Stored data
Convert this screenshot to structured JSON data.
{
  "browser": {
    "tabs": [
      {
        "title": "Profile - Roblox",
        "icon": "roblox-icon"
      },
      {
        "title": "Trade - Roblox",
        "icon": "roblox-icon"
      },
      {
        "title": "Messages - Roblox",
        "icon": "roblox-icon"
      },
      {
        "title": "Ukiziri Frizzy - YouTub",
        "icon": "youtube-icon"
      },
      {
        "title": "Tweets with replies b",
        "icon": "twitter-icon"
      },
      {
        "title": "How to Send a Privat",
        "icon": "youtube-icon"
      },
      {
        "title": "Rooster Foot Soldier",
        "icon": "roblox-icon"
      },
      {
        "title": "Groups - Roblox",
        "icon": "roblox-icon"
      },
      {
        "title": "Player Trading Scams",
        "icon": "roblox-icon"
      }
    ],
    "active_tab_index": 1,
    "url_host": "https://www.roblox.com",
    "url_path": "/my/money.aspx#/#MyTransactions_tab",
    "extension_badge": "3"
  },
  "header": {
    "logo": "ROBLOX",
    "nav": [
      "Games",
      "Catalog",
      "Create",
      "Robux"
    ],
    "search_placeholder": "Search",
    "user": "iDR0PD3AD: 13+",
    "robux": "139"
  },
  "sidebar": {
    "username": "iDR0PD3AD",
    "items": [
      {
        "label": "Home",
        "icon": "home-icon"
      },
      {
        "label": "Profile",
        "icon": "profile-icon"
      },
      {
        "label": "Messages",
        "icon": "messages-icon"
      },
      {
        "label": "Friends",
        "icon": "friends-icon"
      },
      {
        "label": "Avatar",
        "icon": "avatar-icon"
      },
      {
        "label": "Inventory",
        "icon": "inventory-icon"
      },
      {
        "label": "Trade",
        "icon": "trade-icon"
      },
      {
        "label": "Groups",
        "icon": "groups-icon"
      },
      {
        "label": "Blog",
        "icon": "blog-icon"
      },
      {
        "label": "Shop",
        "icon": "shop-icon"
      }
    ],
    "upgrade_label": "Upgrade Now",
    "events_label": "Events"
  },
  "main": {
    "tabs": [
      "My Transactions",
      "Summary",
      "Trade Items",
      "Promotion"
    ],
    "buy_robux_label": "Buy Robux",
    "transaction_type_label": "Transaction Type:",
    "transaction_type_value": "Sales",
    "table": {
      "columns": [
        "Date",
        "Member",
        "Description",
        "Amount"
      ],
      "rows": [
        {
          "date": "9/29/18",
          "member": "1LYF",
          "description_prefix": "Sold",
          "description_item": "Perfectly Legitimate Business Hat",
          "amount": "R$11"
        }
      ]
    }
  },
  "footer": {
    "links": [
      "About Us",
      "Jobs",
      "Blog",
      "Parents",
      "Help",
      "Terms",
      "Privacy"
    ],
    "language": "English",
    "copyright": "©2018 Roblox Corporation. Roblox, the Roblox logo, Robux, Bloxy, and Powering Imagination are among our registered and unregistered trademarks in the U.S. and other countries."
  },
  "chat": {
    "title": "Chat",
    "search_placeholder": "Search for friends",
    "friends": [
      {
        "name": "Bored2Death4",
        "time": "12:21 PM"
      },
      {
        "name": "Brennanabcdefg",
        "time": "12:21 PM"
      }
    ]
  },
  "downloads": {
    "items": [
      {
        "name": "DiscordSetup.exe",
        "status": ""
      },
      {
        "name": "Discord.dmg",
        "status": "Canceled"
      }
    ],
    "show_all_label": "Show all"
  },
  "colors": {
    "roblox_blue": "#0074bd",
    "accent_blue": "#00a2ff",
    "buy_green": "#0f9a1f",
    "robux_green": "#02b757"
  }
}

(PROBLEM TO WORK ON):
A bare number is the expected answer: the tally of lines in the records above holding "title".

(OUTPUT FOR THIS TASK):
10